Cocktails for major donors were followed by a seated dinner and a dazzling auction with a dazzling array of substantial works on the auction block. The crowd was a spectacular mix of people who came together to raise just under $1 million to support the gallery’s programs and exhibitions. The attire ensemble mingled with bankers, art designers and merchants galore and even the mayor of Calgary Jyoti Gondek was there, sitting across from yours truly at dinner next to the CEO of Contemporary Calgary David Leinster. To my right was the infallible passion Kelly Street, model agent extraordinaire and Contemporary Calgary board member who returned as co-chair of the event. Nearby was the artist Douglas Couplandwho was honorary president of the event alongside the philanthropist M Anne McCaigauthor Kelly Oxford and artist Adrian A. Stimson. To my left was a legendary artist and educator John Willwho played in Chris Cran-directed a short film that premiered over dinner, centering on Will’s encounter with Warhol. Also nearby was Brett SherlockChristie’s International Consultant, who masterfully raised over $400,000 at the live auction (Heather Bala Edwards and kd langwho made an appearance to encourage bidding, were his sponsors).
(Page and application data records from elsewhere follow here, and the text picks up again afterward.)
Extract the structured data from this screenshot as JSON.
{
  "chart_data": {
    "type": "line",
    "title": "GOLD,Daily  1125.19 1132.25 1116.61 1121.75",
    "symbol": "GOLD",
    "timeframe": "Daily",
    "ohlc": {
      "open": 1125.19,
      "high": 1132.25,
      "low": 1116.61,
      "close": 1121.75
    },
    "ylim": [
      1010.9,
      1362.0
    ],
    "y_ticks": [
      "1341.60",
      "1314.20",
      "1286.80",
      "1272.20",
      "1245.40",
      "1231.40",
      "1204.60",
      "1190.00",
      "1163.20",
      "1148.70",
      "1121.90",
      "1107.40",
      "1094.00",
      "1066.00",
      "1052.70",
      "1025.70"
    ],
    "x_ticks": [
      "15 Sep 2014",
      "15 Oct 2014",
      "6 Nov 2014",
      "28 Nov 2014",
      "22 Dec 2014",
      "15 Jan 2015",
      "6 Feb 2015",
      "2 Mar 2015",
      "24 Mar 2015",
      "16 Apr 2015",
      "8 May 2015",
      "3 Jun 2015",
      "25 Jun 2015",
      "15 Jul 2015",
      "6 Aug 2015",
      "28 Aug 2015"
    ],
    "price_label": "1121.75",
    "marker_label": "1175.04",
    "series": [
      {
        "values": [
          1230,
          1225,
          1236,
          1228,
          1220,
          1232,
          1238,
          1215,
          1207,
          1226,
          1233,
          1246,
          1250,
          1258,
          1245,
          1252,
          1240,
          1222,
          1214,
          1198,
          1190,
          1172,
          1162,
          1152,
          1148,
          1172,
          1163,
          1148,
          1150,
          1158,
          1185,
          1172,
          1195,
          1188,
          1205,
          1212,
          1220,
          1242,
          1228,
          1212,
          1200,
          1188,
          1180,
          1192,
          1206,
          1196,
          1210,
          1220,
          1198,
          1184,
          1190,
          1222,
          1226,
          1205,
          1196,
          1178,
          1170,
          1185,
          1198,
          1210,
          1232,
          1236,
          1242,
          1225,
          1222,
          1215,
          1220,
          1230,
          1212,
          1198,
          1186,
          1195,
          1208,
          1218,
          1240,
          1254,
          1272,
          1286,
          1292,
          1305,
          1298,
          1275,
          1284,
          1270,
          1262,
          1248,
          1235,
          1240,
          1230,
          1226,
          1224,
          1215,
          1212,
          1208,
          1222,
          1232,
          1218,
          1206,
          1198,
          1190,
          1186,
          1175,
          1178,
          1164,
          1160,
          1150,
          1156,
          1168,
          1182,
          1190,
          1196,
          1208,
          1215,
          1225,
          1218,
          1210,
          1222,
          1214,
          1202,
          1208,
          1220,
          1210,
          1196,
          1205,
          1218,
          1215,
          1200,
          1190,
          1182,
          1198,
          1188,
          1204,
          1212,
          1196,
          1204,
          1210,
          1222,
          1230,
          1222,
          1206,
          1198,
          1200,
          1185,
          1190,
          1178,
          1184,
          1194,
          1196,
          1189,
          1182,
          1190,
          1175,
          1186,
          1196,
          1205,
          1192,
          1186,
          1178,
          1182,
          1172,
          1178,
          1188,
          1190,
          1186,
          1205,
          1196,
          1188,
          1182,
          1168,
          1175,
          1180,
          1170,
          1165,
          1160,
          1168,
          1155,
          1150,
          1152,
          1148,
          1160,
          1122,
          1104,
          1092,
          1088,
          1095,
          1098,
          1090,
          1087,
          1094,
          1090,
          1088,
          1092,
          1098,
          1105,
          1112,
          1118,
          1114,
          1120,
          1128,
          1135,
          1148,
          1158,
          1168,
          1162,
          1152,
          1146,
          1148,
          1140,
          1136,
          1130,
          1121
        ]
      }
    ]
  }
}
Bruce Bailey’s Canadian Garden Party

A week earlier, art collector Bruce Bailey held its second rally in support of the Montreal Museum of Fine Arts (MMFA). He welcomed 600 guests on the grounds of his estate outside of Toronto and raised a remarkable $1 million for museum programs and exhibits. Donations were also made to the Canadian Opera Company and the Inuit Art Foundation and in honor of the case, the artist Pierre Doig donated his painting Study for Iron Hill (1991) at the Quebec institution (first work by Doig to enter the MMFA collection). The event paid homage to the 1863 Paris Salon des Refusés (“exhibition of scraps”), a bold display of protest and contemporary art for its time. Sitting for lunch in the quaint Bailey’s Hayloft, honored guests included Suzanne Rogersnfl star Laurent Duvernay-Tardif and director of the MMFA Stephane Aquin. Others included: Mary Dailey Desmaraisdirector of the conservation division at the MMFA, music director of the COC Johannes Debus, East Room Founder and Party Sponsor Dereck Martinopera star Ambur Braidpainters Margaux Williamson and Matt Beasantand numerous philanthropic supporters, including Belinda Stronach, Carol and david call and Jennifer Iveyall of whom sat on the committee.

Mildred D. Field